(Data records for software interfaces)
+++

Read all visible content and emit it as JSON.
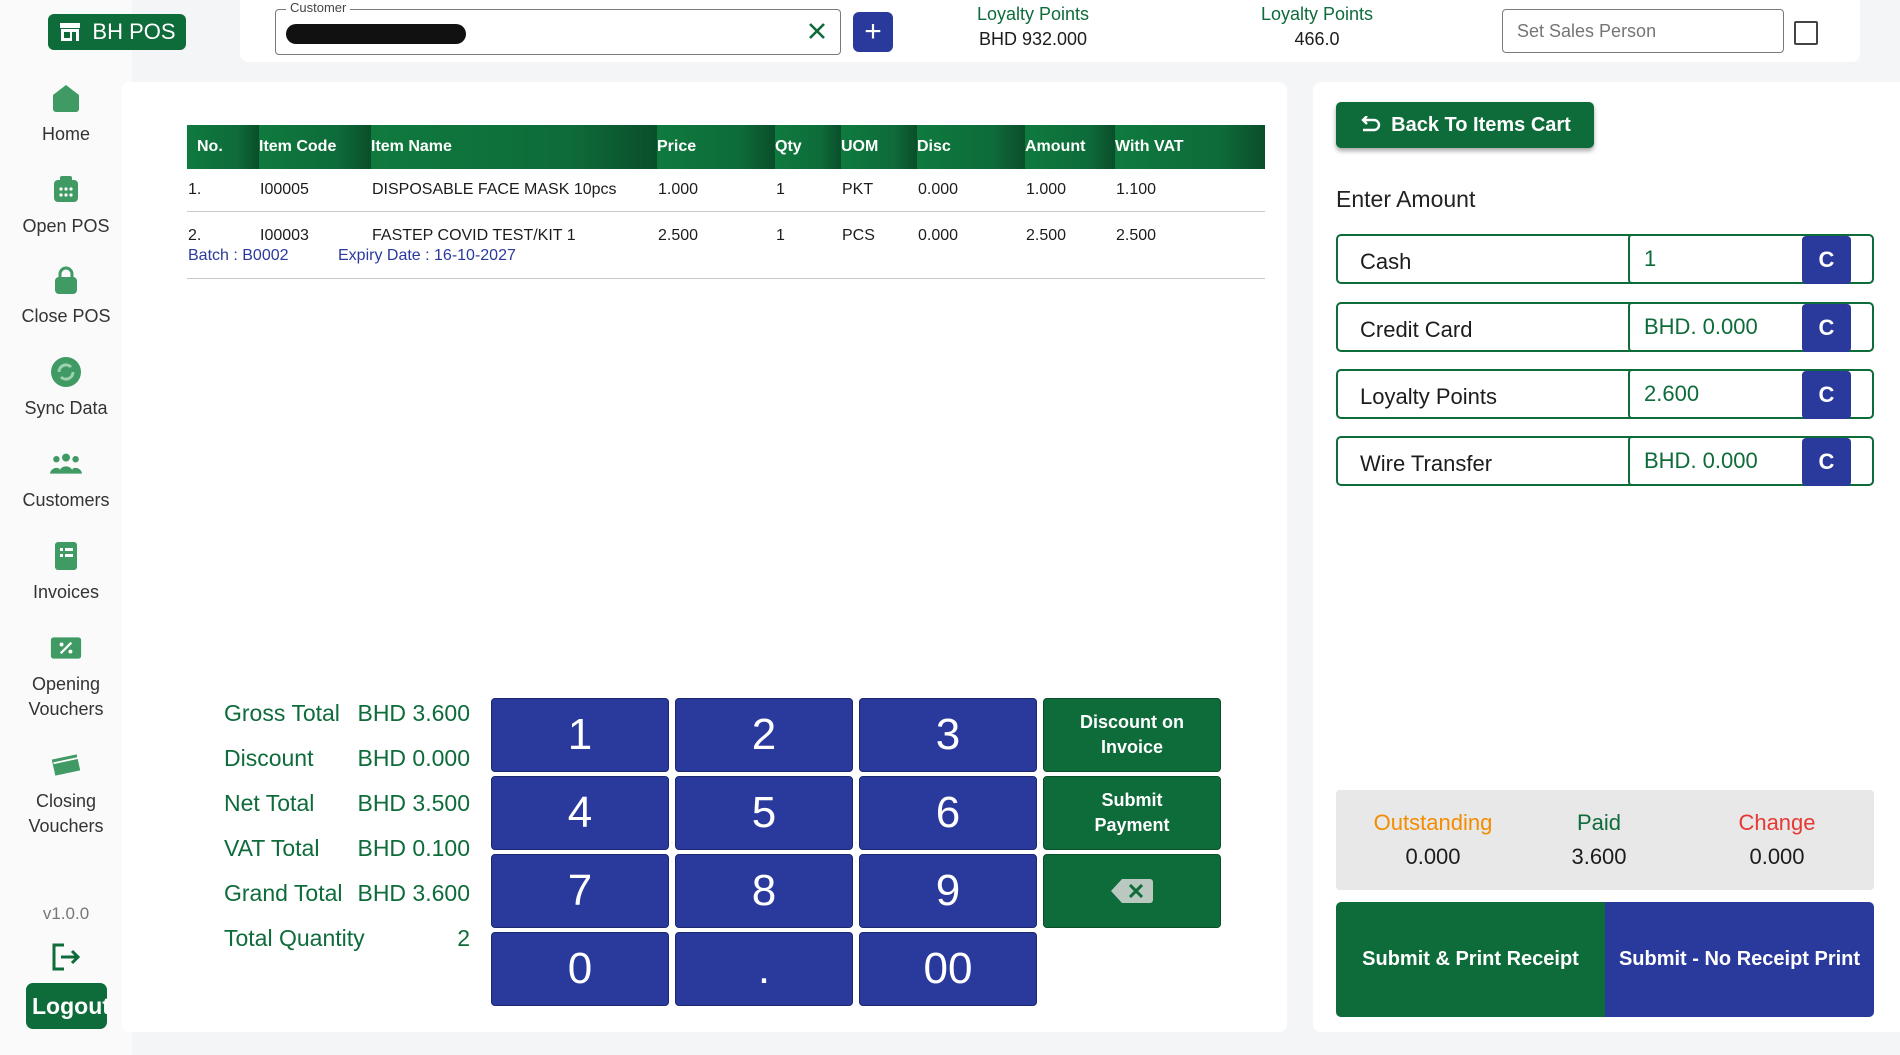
{
  "brand": {
    "name": "BH POS"
  },
  "sidebar": {
    "items": [
      {
        "label": "Home",
        "icon": "home-icon"
      },
      {
        "label": "Open POS",
        "icon": "register-icon"
      },
      {
        "label": "Close POS",
        "icon": "lock-icon"
      },
      {
        "label": "Sync Data",
        "icon": "sync-icon"
      },
      {
        "label": "Customers",
        "icon": "people-icon"
      },
      {
        "label": "Invoices",
        "icon": "invoice-icon"
      },
      {
        "label": "Opening Vouchers",
        "label_line1": "Opening",
        "label_line2": "Vouchers",
        "icon": "percent-ticket-icon"
      },
      {
        "label": "Closing Vouchers",
        "label_line1": "Closing",
        "label_line2": "Vouchers",
        "icon": "ticket-icon"
      }
    ],
    "version": "v1.0.0",
    "logout_label": "Logout"
  },
  "topbar": {
    "customer_label": "Customer",
    "customer_value": "",
    "loyalty_points_amount": {
      "title": "Loyalty Points",
      "value": "BHD  932.000"
    },
    "loyalty_points_count": {
      "title": "Loyalty Points",
      "value": "466.0"
    },
    "sales_person_placeholder": "Set Sales Person"
  },
  "cart": {
    "columns": [
      "No.",
      "Item Code",
      "Item Name",
      "Price",
      "Qty",
      "UOM",
      "Disc",
      "Amount",
      "With VAT"
    ],
    "rows": [
      {
        "no": "1.",
        "code": "I00005",
        "name": "DISPOSABLE FACE MASK 10pcs",
        "price": "1.000",
        "qty": "1",
        "uom": "PKT",
        "disc": "0.000",
        "amount": "1.000",
        "with_vat": "1.100"
      },
      {
        "no": "2.",
        "code": "I00003",
        "name": "FASTEP COVID TEST/KIT 1",
        "price": "2.500",
        "qty": "1",
        "uom": "PCS",
        "disc": "0.000",
        "amount": "2.500",
        "with_vat": "2.500",
        "batch": "Batch : B0002",
        "expiry": "Expiry Date : 16-10-2027"
      }
    ]
  },
  "summary": {
    "gross_total": {
      "label": "Gross Total",
      "value": "BHD 3.600"
    },
    "discount": {
      "label": "Discount",
      "value": "BHD 0.000"
    },
    "net_total": {
      "label": "Net Total",
      "value": "BHD 3.500"
    },
    "vat_total": {
      "label": "VAT Total",
      "value": "BHD 0.100"
    },
    "grand_total": {
      "label": "Grand Total",
      "value": "BHD 3.600"
    },
    "total_quantity": {
      "label": "Total Quantity",
      "value": "2"
    }
  },
  "keypad": {
    "keys": [
      "1",
      "2",
      "3",
      "4",
      "5",
      "6",
      "7",
      "8",
      "9",
      "0",
      ".",
      "00"
    ],
    "discount_on_invoice_line1": "Discount on",
    "discount_on_invoice_line2": "Invoice",
    "submit_payment_line1": "Submit",
    "submit_payment_line2": "Payment"
  },
  "payment": {
    "back_label": "Back To Items Cart",
    "enter_amount": "Enter Amount",
    "methods": [
      {
        "label": "Cash",
        "value": "1",
        "clear": "C"
      },
      {
        "label": "Credit Card",
        "value": "BHD. 0.000",
        "clear": "C"
      },
      {
        "label": "Loyalty Points",
        "value": "2.600",
        "clear": "C"
      },
      {
        "label": "Wire Transfer",
        "value": "BHD. 0.000",
        "clear": "C"
      }
    ],
    "outstanding": {
      "label": "Outstanding",
      "value": "0.000",
      "color": "#f28c00"
    },
    "paid": {
      "label": "Paid",
      "value": "3.600",
      "color": "#0e6b3a"
    },
    "change": {
      "label": "Change",
      "value": "0.000",
      "color": "#e53935"
    },
    "submit_print_label": "Submit & Print Receipt",
    "submit_no_print_label": "Submit - No Receipt Print"
  },
  "colors": {
    "primary_green": "#0e6b3a",
    "primary_blue": "#2a3a9c"
  }
}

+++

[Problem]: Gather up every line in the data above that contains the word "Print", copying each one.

[Solution to this problem]:
    "submit_print_label": "Submit & Print Receipt",
    "submit_no_print_label": "Submit - No Receipt Print"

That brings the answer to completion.